DIRECTIONS
Go through the records and count every line that holds "header". Only the number belongs in the reply.

── RECORDS PROVIDED

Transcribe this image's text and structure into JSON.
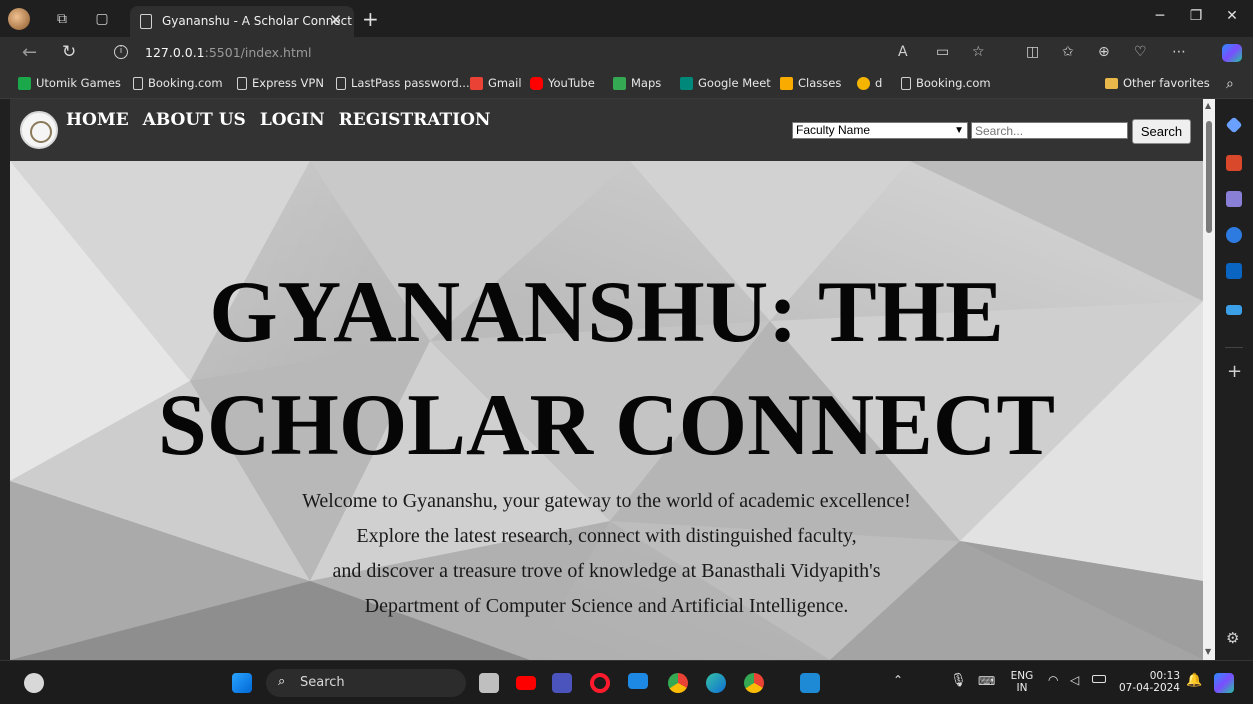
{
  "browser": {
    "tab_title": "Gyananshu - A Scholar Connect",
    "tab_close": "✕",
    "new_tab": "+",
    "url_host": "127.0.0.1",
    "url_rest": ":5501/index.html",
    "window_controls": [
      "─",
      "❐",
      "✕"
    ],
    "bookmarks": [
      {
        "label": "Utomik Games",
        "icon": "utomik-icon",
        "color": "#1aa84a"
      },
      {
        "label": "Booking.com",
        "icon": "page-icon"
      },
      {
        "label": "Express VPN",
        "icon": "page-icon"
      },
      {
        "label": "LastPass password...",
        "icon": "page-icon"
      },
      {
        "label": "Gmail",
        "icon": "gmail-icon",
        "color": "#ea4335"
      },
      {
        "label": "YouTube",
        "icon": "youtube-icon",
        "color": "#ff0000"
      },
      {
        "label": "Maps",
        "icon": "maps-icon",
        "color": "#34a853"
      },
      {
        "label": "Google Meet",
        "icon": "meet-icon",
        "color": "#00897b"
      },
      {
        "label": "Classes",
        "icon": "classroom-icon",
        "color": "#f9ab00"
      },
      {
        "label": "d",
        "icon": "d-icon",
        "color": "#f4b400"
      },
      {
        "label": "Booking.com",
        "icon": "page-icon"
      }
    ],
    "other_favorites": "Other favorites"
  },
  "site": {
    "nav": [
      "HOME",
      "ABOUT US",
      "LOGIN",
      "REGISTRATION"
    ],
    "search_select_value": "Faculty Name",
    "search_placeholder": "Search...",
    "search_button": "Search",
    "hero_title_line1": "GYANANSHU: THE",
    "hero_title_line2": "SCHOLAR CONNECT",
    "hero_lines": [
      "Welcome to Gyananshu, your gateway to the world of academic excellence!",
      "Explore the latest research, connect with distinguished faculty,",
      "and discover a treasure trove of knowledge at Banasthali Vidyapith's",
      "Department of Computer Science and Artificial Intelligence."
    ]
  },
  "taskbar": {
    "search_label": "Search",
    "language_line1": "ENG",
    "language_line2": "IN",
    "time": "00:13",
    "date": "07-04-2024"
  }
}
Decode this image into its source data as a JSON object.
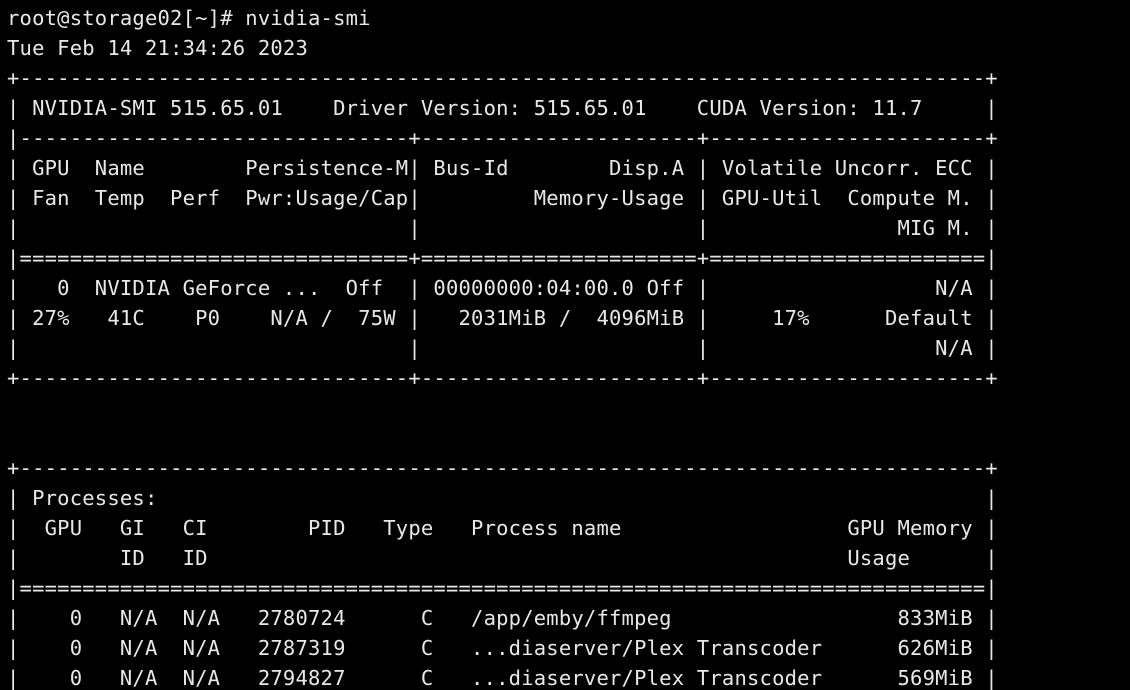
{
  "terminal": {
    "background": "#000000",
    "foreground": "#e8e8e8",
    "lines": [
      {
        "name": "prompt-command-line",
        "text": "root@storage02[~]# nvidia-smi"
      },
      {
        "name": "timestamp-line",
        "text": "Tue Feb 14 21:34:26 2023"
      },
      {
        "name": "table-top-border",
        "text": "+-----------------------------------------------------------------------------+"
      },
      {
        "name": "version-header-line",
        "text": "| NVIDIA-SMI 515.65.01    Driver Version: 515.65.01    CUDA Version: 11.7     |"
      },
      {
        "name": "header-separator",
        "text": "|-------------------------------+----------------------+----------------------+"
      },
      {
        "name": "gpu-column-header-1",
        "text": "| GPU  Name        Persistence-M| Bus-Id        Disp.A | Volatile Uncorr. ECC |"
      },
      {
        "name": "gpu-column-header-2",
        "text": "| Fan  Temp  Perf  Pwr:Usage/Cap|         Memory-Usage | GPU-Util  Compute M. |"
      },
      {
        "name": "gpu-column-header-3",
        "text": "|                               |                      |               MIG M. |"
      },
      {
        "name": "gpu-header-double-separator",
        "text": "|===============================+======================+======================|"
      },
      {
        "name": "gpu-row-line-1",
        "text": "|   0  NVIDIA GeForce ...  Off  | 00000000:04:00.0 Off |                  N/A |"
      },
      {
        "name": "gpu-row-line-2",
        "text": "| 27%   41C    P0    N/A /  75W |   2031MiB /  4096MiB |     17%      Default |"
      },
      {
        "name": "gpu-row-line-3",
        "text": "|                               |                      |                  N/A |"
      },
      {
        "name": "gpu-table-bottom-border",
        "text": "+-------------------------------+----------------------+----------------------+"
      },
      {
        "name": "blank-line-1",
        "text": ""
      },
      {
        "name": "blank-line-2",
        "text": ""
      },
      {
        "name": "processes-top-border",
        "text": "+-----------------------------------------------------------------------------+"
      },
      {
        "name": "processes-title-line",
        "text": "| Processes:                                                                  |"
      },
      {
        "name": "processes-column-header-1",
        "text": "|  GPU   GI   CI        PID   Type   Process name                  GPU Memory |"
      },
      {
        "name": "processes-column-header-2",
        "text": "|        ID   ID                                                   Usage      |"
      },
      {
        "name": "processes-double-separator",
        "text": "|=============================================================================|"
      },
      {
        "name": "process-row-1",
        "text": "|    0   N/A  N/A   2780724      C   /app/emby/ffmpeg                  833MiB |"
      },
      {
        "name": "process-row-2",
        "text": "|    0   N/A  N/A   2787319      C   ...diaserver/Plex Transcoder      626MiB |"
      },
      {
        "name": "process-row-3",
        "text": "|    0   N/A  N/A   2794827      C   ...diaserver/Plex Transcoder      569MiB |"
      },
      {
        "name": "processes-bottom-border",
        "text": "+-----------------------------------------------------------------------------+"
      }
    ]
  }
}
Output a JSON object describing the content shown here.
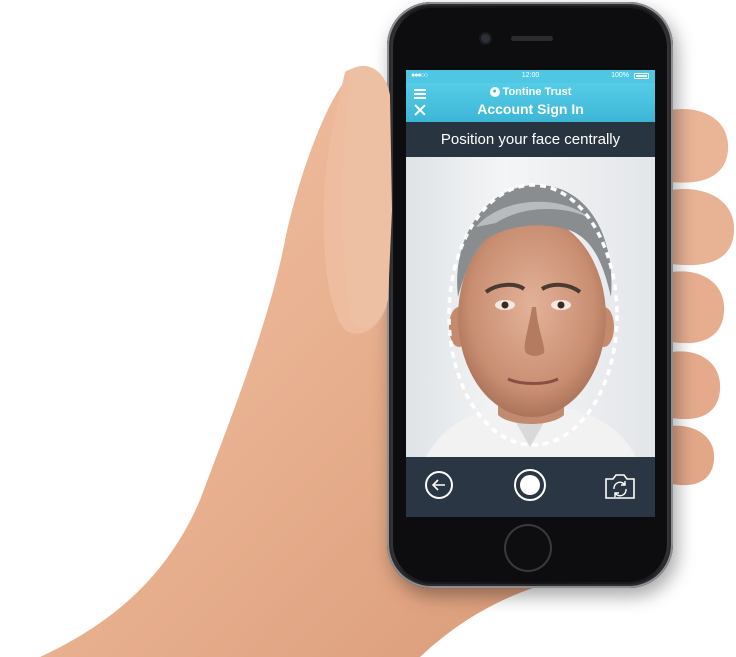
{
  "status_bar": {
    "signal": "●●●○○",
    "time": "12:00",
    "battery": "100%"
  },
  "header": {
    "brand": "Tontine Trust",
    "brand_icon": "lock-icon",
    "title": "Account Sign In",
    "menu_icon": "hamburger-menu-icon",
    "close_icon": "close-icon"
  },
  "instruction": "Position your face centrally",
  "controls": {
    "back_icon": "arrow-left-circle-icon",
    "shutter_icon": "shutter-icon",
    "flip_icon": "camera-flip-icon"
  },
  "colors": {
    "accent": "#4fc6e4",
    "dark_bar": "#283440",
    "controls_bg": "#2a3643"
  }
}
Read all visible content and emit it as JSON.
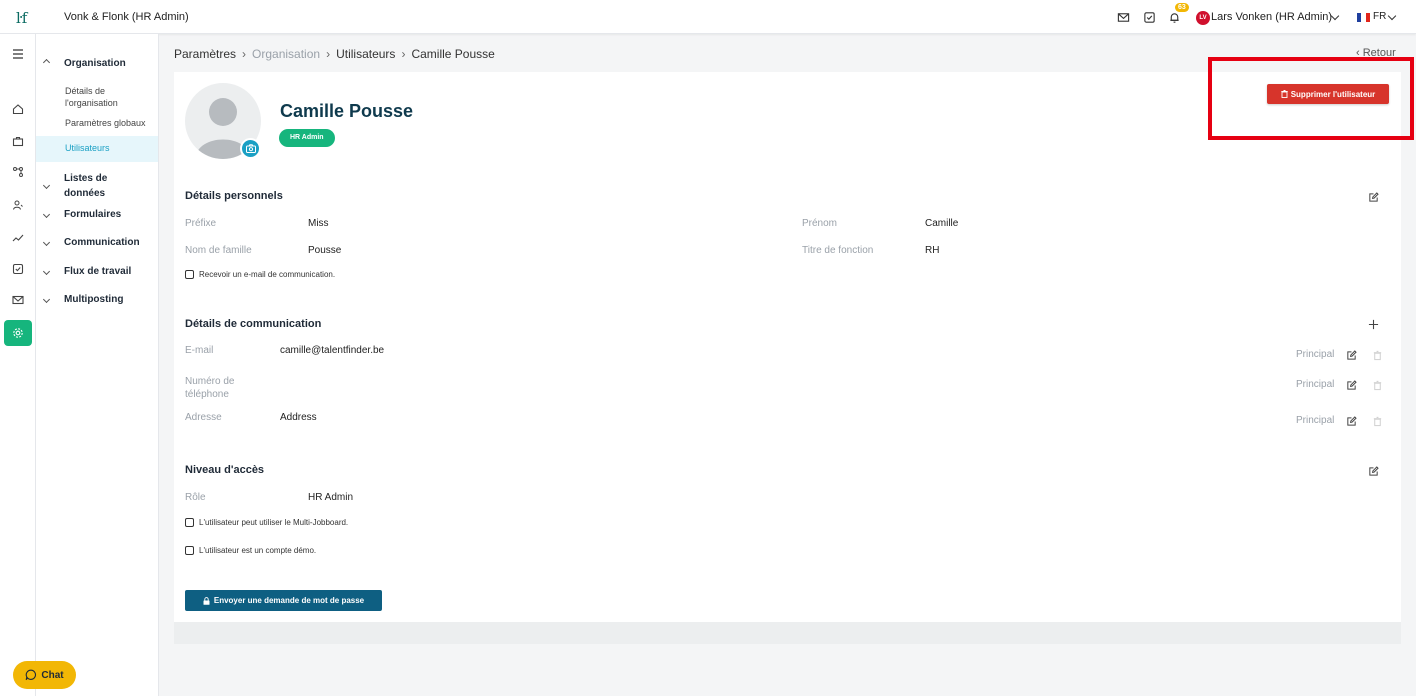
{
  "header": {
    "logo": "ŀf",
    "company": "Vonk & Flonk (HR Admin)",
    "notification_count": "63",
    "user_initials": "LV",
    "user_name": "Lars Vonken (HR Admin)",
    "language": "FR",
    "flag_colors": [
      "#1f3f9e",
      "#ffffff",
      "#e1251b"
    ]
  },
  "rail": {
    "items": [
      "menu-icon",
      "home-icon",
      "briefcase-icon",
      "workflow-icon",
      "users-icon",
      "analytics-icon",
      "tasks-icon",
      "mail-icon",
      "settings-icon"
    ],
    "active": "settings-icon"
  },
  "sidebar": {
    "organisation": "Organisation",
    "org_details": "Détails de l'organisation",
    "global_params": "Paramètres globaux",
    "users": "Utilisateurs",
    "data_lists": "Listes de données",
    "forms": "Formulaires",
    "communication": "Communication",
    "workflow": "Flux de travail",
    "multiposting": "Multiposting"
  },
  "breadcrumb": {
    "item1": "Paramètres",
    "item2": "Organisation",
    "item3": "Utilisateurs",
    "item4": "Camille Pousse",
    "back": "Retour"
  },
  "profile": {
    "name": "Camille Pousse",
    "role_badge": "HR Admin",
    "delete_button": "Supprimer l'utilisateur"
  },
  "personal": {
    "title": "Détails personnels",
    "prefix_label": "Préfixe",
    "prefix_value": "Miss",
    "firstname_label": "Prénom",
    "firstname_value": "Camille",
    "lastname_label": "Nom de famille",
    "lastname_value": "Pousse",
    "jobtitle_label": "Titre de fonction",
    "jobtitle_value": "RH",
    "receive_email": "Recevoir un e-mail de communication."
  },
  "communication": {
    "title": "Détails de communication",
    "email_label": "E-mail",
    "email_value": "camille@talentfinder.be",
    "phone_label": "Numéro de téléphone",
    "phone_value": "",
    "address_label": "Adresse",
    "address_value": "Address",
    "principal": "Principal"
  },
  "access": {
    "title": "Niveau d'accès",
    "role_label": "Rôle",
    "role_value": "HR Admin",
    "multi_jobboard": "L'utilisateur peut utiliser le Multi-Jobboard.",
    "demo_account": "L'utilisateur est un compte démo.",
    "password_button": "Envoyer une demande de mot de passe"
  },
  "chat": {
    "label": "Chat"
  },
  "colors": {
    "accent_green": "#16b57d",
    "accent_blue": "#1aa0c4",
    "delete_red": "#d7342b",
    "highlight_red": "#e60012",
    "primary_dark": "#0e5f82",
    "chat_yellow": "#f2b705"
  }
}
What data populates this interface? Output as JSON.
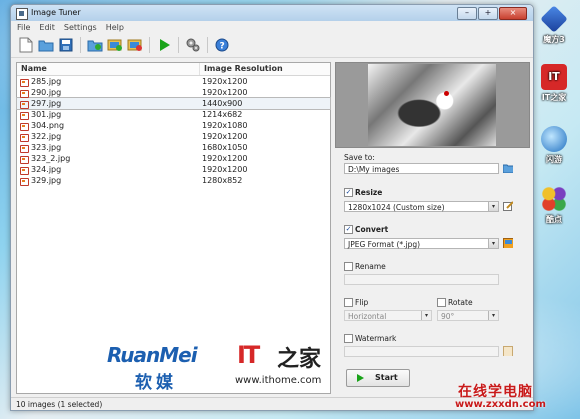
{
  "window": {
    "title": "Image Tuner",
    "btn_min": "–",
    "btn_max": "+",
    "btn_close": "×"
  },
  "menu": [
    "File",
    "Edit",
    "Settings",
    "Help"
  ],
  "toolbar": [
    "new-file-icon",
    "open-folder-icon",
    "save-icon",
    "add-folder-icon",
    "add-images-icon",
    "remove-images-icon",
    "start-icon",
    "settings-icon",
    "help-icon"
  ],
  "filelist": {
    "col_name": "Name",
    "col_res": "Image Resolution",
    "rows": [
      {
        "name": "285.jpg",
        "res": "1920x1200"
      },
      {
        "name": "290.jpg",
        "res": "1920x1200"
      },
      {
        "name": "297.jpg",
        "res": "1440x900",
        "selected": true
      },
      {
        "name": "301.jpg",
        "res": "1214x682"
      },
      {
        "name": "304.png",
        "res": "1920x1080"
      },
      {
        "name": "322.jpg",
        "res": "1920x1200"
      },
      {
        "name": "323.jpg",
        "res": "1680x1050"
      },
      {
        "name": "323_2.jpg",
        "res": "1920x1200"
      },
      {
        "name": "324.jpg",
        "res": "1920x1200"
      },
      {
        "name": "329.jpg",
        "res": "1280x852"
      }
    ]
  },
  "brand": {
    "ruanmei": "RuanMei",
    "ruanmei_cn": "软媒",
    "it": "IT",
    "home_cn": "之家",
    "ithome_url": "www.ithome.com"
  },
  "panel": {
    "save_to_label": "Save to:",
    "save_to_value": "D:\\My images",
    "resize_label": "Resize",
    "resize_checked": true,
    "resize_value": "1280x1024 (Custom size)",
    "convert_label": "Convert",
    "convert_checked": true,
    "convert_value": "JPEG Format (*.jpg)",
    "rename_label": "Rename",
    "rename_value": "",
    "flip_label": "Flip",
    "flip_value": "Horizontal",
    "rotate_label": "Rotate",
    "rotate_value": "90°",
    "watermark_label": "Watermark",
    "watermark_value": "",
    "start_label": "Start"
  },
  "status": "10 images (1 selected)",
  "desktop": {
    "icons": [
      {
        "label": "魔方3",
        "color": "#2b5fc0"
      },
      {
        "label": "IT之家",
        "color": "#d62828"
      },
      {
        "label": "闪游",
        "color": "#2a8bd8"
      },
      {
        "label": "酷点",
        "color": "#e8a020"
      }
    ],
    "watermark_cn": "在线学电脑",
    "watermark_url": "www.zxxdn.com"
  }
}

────

SOLVED PROBLEM
10